### [Exercise brief]
When you restate the records, do so word for word and omit any picture they contain.

### [Material for this task]
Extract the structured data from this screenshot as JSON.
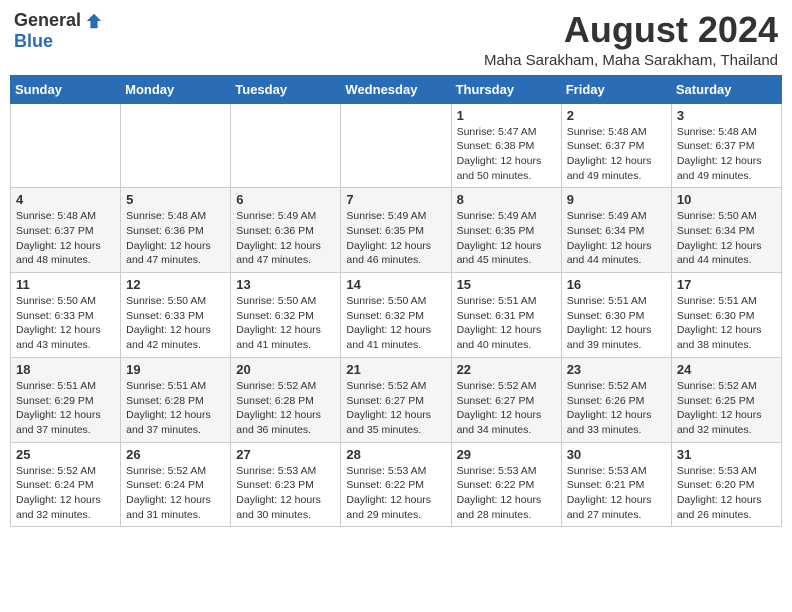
{
  "logo": {
    "general": "General",
    "blue": "Blue"
  },
  "header": {
    "title": "August 2024",
    "subtitle": "Maha Sarakham, Maha Sarakham, Thailand"
  },
  "weekdays": [
    "Sunday",
    "Monday",
    "Tuesday",
    "Wednesday",
    "Thursday",
    "Friday",
    "Saturday"
  ],
  "weeks": [
    [
      {
        "day": "",
        "info": ""
      },
      {
        "day": "",
        "info": ""
      },
      {
        "day": "",
        "info": ""
      },
      {
        "day": "",
        "info": ""
      },
      {
        "day": "1",
        "info": "Sunrise: 5:47 AM\nSunset: 6:38 PM\nDaylight: 12 hours\nand 50 minutes."
      },
      {
        "day": "2",
        "info": "Sunrise: 5:48 AM\nSunset: 6:37 PM\nDaylight: 12 hours\nand 49 minutes."
      },
      {
        "day": "3",
        "info": "Sunrise: 5:48 AM\nSunset: 6:37 PM\nDaylight: 12 hours\nand 49 minutes."
      }
    ],
    [
      {
        "day": "4",
        "info": "Sunrise: 5:48 AM\nSunset: 6:37 PM\nDaylight: 12 hours\nand 48 minutes."
      },
      {
        "day": "5",
        "info": "Sunrise: 5:48 AM\nSunset: 6:36 PM\nDaylight: 12 hours\nand 47 minutes."
      },
      {
        "day": "6",
        "info": "Sunrise: 5:49 AM\nSunset: 6:36 PM\nDaylight: 12 hours\nand 47 minutes."
      },
      {
        "day": "7",
        "info": "Sunrise: 5:49 AM\nSunset: 6:35 PM\nDaylight: 12 hours\nand 46 minutes."
      },
      {
        "day": "8",
        "info": "Sunrise: 5:49 AM\nSunset: 6:35 PM\nDaylight: 12 hours\nand 45 minutes."
      },
      {
        "day": "9",
        "info": "Sunrise: 5:49 AM\nSunset: 6:34 PM\nDaylight: 12 hours\nand 44 minutes."
      },
      {
        "day": "10",
        "info": "Sunrise: 5:50 AM\nSunset: 6:34 PM\nDaylight: 12 hours\nand 44 minutes."
      }
    ],
    [
      {
        "day": "11",
        "info": "Sunrise: 5:50 AM\nSunset: 6:33 PM\nDaylight: 12 hours\nand 43 minutes."
      },
      {
        "day": "12",
        "info": "Sunrise: 5:50 AM\nSunset: 6:33 PM\nDaylight: 12 hours\nand 42 minutes."
      },
      {
        "day": "13",
        "info": "Sunrise: 5:50 AM\nSunset: 6:32 PM\nDaylight: 12 hours\nand 41 minutes."
      },
      {
        "day": "14",
        "info": "Sunrise: 5:50 AM\nSunset: 6:32 PM\nDaylight: 12 hours\nand 41 minutes."
      },
      {
        "day": "15",
        "info": "Sunrise: 5:51 AM\nSunset: 6:31 PM\nDaylight: 12 hours\nand 40 minutes."
      },
      {
        "day": "16",
        "info": "Sunrise: 5:51 AM\nSunset: 6:30 PM\nDaylight: 12 hours\nand 39 minutes."
      },
      {
        "day": "17",
        "info": "Sunrise: 5:51 AM\nSunset: 6:30 PM\nDaylight: 12 hours\nand 38 minutes."
      }
    ],
    [
      {
        "day": "18",
        "info": "Sunrise: 5:51 AM\nSunset: 6:29 PM\nDaylight: 12 hours\nand 37 minutes."
      },
      {
        "day": "19",
        "info": "Sunrise: 5:51 AM\nSunset: 6:28 PM\nDaylight: 12 hours\nand 37 minutes."
      },
      {
        "day": "20",
        "info": "Sunrise: 5:52 AM\nSunset: 6:28 PM\nDaylight: 12 hours\nand 36 minutes."
      },
      {
        "day": "21",
        "info": "Sunrise: 5:52 AM\nSunset: 6:27 PM\nDaylight: 12 hours\nand 35 minutes."
      },
      {
        "day": "22",
        "info": "Sunrise: 5:52 AM\nSunset: 6:27 PM\nDaylight: 12 hours\nand 34 minutes."
      },
      {
        "day": "23",
        "info": "Sunrise: 5:52 AM\nSunset: 6:26 PM\nDaylight: 12 hours\nand 33 minutes."
      },
      {
        "day": "24",
        "info": "Sunrise: 5:52 AM\nSunset: 6:25 PM\nDaylight: 12 hours\nand 32 minutes."
      }
    ],
    [
      {
        "day": "25",
        "info": "Sunrise: 5:52 AM\nSunset: 6:24 PM\nDaylight: 12 hours\nand 32 minutes."
      },
      {
        "day": "26",
        "info": "Sunrise: 5:52 AM\nSunset: 6:24 PM\nDaylight: 12 hours\nand 31 minutes."
      },
      {
        "day": "27",
        "info": "Sunrise: 5:53 AM\nSunset: 6:23 PM\nDaylight: 12 hours\nand 30 minutes."
      },
      {
        "day": "28",
        "info": "Sunrise: 5:53 AM\nSunset: 6:22 PM\nDaylight: 12 hours\nand 29 minutes."
      },
      {
        "day": "29",
        "info": "Sunrise: 5:53 AM\nSunset: 6:22 PM\nDaylight: 12 hours\nand 28 minutes."
      },
      {
        "day": "30",
        "info": "Sunrise: 5:53 AM\nSunset: 6:21 PM\nDaylight: 12 hours\nand 27 minutes."
      },
      {
        "day": "31",
        "info": "Sunrise: 5:53 AM\nSunset: 6:20 PM\nDaylight: 12 hours\nand 26 minutes."
      }
    ]
  ]
}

### [Exercise result]
Extract the structured data from this screenshot as JSON.
{
  "logo": {
    "general": "General",
    "blue": "Blue"
  },
  "header": {
    "title": "August 2024",
    "subtitle": "Maha Sarakham, Maha Sarakham, Thailand"
  },
  "weekdays": [
    "Sunday",
    "Monday",
    "Tuesday",
    "Wednesday",
    "Thursday",
    "Friday",
    "Saturday"
  ],
  "weeks": [
    [
      {
        "day": "",
        "info": ""
      },
      {
        "day": "",
        "info": ""
      },
      {
        "day": "",
        "info": ""
      },
      {
        "day": "",
        "info": ""
      },
      {
        "day": "1",
        "info": "Sunrise: 5:47 AM\nSunset: 6:38 PM\nDaylight: 12 hours\nand 50 minutes."
      },
      {
        "day": "2",
        "info": "Sunrise: 5:48 AM\nSunset: 6:37 PM\nDaylight: 12 hours\nand 49 minutes."
      },
      {
        "day": "3",
        "info": "Sunrise: 5:48 AM\nSunset: 6:37 PM\nDaylight: 12 hours\nand 49 minutes."
      }
    ],
    [
      {
        "day": "4",
        "info": "Sunrise: 5:48 AM\nSunset: 6:37 PM\nDaylight: 12 hours\nand 48 minutes."
      },
      {
        "day": "5",
        "info": "Sunrise: 5:48 AM\nSunset: 6:36 PM\nDaylight: 12 hours\nand 47 minutes."
      },
      {
        "day": "6",
        "info": "Sunrise: 5:49 AM\nSunset: 6:36 PM\nDaylight: 12 hours\nand 47 minutes."
      },
      {
        "day": "7",
        "info": "Sunrise: 5:49 AM\nSunset: 6:35 PM\nDaylight: 12 hours\nand 46 minutes."
      },
      {
        "day": "8",
        "info": "Sunrise: 5:49 AM\nSunset: 6:35 PM\nDaylight: 12 hours\nand 45 minutes."
      },
      {
        "day": "9",
        "info": "Sunrise: 5:49 AM\nSunset: 6:34 PM\nDaylight: 12 hours\nand 44 minutes."
      },
      {
        "day": "10",
        "info": "Sunrise: 5:50 AM\nSunset: 6:34 PM\nDaylight: 12 hours\nand 44 minutes."
      }
    ],
    [
      {
        "day": "11",
        "info": "Sunrise: 5:50 AM\nSunset: 6:33 PM\nDaylight: 12 hours\nand 43 minutes."
      },
      {
        "day": "12",
        "info": "Sunrise: 5:50 AM\nSunset: 6:33 PM\nDaylight: 12 hours\nand 42 minutes."
      },
      {
        "day": "13",
        "info": "Sunrise: 5:50 AM\nSunset: 6:32 PM\nDaylight: 12 hours\nand 41 minutes."
      },
      {
        "day": "14",
        "info": "Sunrise: 5:50 AM\nSunset: 6:32 PM\nDaylight: 12 hours\nand 41 minutes."
      },
      {
        "day": "15",
        "info": "Sunrise: 5:51 AM\nSunset: 6:31 PM\nDaylight: 12 hours\nand 40 minutes."
      },
      {
        "day": "16",
        "info": "Sunrise: 5:51 AM\nSunset: 6:30 PM\nDaylight: 12 hours\nand 39 minutes."
      },
      {
        "day": "17",
        "info": "Sunrise: 5:51 AM\nSunset: 6:30 PM\nDaylight: 12 hours\nand 38 minutes."
      }
    ],
    [
      {
        "day": "18",
        "info": "Sunrise: 5:51 AM\nSunset: 6:29 PM\nDaylight: 12 hours\nand 37 minutes."
      },
      {
        "day": "19",
        "info": "Sunrise: 5:51 AM\nSunset: 6:28 PM\nDaylight: 12 hours\nand 37 minutes."
      },
      {
        "day": "20",
        "info": "Sunrise: 5:52 AM\nSunset: 6:28 PM\nDaylight: 12 hours\nand 36 minutes."
      },
      {
        "day": "21",
        "info": "Sunrise: 5:52 AM\nSunset: 6:27 PM\nDaylight: 12 hours\nand 35 minutes."
      },
      {
        "day": "22",
        "info": "Sunrise: 5:52 AM\nSunset: 6:27 PM\nDaylight: 12 hours\nand 34 minutes."
      },
      {
        "day": "23",
        "info": "Sunrise: 5:52 AM\nSunset: 6:26 PM\nDaylight: 12 hours\nand 33 minutes."
      },
      {
        "day": "24",
        "info": "Sunrise: 5:52 AM\nSunset: 6:25 PM\nDaylight: 12 hours\nand 32 minutes."
      }
    ],
    [
      {
        "day": "25",
        "info": "Sunrise: 5:52 AM\nSunset: 6:24 PM\nDaylight: 12 hours\nand 32 minutes."
      },
      {
        "day": "26",
        "info": "Sunrise: 5:52 AM\nSunset: 6:24 PM\nDaylight: 12 hours\nand 31 minutes."
      },
      {
        "day": "27",
        "info": "Sunrise: 5:53 AM\nSunset: 6:23 PM\nDaylight: 12 hours\nand 30 minutes."
      },
      {
        "day": "28",
        "info": "Sunrise: 5:53 AM\nSunset: 6:22 PM\nDaylight: 12 hours\nand 29 minutes."
      },
      {
        "day": "29",
        "info": "Sunrise: 5:53 AM\nSunset: 6:22 PM\nDaylight: 12 hours\nand 28 minutes."
      },
      {
        "day": "30",
        "info": "Sunrise: 5:53 AM\nSunset: 6:21 PM\nDaylight: 12 hours\nand 27 minutes."
      },
      {
        "day": "31",
        "info": "Sunrise: 5:53 AM\nSunset: 6:20 PM\nDaylight: 12 hours\nand 26 minutes."
      }
    ]
  ]
}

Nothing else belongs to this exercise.